According to Pariza (1999) poly-insaturated fatty acids (linolenic and linoleic) have nutraceutical ingredients that are essential for growth and good state of skin and hair (Ziller, 1994). These and the other oils identified in the fruits studied in this research, have different industrial uses like oleic acid in cosmetic formulas and in mixtures with mineral oils (Martini, 2005), and palmitic acid as consistency factor or to acidify emulsions (Martini, 2005). Linoleic acid participates in prostaglandins synthesis, in membrane generation and, in other biological processes related to cellular regeneration (Moreno, 1990). Linoleic, oleic and linolenic acids are emollient components commonly used in cosmetics and dermopharmacy (Benaiges, 2008).


·  Average oil yield in lulo seeds was 8.545&, in blackberry 12.213% and in passion fruit 21.212%. Fatty acids content in these seeds show their potential as oilseed raw material for industry based on vegetable oils, this gives extra value to this type of residues from pulp and juice industry.

·  Common fatty acids present in seeds of these fruits were palmitic, stearic, oleic, linoleic and linolenic acids; palmitoleic acid appears as different fatty acid.

·  Identification of the previous fatty acids makes the seeds of these fruits an important source of useful component for food, pharmaceutical and cosmetic industry.

·  The fatty acids proportions found suggest the performance of new studies on purification and fractionation due to the high potential of lulo (Solanum quitoense), blackberry (Rubus glaucus Benth) and passion fruit (Passiflora edulis) seeds.


Badui, S. 1999. Química de los alimentos, 3ra ed., Editorial Adisson wesley Logman de México S.A. de C.V., México D.F., México.

Bedoya, R. O. and Barrero, L. 2009. Filogenia de lulo, tomate de árbol y sus parientes silvestres. Cienc. Tecnol. Agrop. 102:180 - 190.

Benaiges, A. 2008. Aceite de rosa mosqueta: composición y aplicaciones dermocosméticas. Offarm. 27(6):94 - 97.

Bernal, I. 1998. Análisis de Alimentos., 3ra ed., Editora Guadalupe Ltda., Santafé de Bogotá. 48 p.

Boucher, F. 1999. Congreso Nacional de Ciencias y Tecnología de Alimentos. Lima, Centro Regional Andino. 1999-05-11/1999-05-14. Santafé de Bogotá, Colombia. 16 p.

Brennan, J.; Butters, J.; Cowell, N.; and Lilley, A. 1998. Las operaciones de la ingeniería de los alimentos, 3ra. Ed. Editorial Acribia S.A., Zaragoza, España.

Galgani, E. 2004. Evaluación de la situación de ácidos grasos esenciales y derivados de cadena larga en la dieta de lactantes menores de un año. Rev. chil. nutr. 31(1): 154 - 160.
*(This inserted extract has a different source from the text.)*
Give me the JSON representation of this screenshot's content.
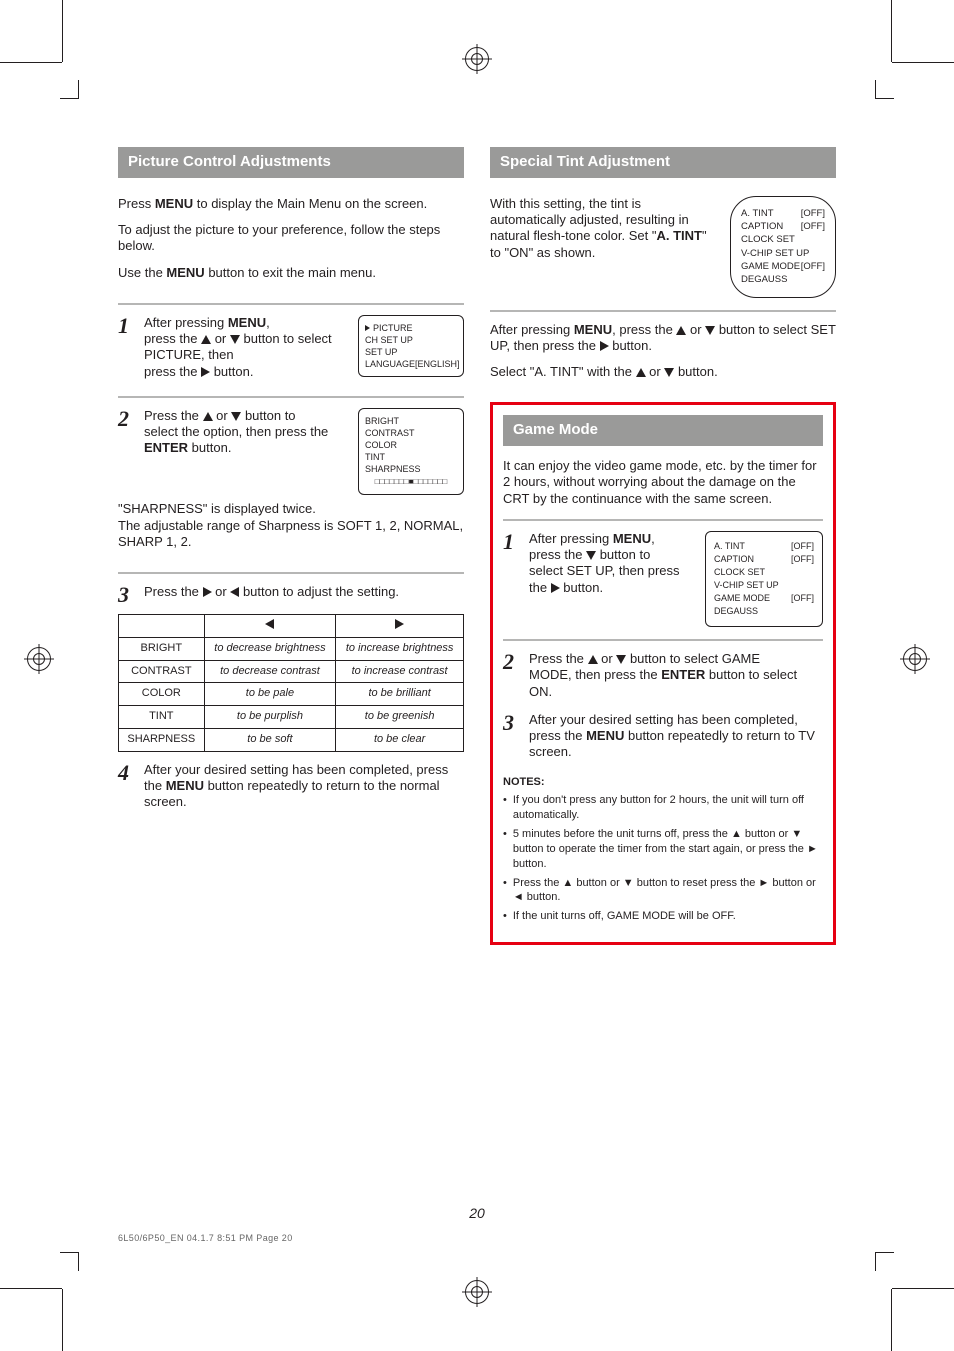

García, D.; Viloria, A.; Belén, D.; and Moreno, M. 2003. Características físico-químicas y composición de ácidos grasos del aceite crudo extraído de residuos de mora Rubus glaucus Benth. Grasas y Aceites 54(4): 259 - 263.

García, T. M. 2002. Cultivo de maracuyá amarillo. Guía Técnica. Centro Nacional de Tecnología Agropecuaria y Forestal. Arce, El Salvador. p. 12.

Less, R. 1988. Análisis de los Alimentos., 2ª ed., Ed. Acribia., Madrid.

Lobo, A. M. 2006. Recursos genéticos y mejoramiento de frutales andinos: una visión conceptual. En: Revista Corpoica – Ciencia y Tecnología Agropecuaria 72: 40 - 54.

Martini, M. 2005. Introducción a la dermofarmacia y a la cosmetología. Ed, Acribia S.A., Zaragoza España. 300 p.

Moreno, J.; Bueno, J.; Navas, J.; and Camacho, F. 1990. Tratamiento de las úlceras cutáneas con aceite de rosa mosqueta. Med. Cut. p. 63 - 66.

Ocampo, D.; Betancur, L.; Ortiz, A.; and Ocampo, R. 2007. Estudio cromatográfico comparativo de los ácidos grasos presentes en semilla de Annona cherimolioides y Annona muricata L. Vector 2:103 - 112.

Pariza, M. W. 1999. The biological activities of conjugated linoleic acid. En: M. P. Yurawecz et al. (eds.). Advances in conjugated linoleic acid research. Am. Oil. Chem. Soc. Press, Champaign IL. p. 12 - 20.

Peterson, G.; Aguilar, D.; Espeche, M.; Mesa, M.; Jáuregui, P.; Díaz, H.; Simi, M.; and Tavella, M. 2006. Acidos grasos trans en alimentos consumidos habitualmente por los jóvenes en Argentina. Rev. Chil. Ped. 77(1).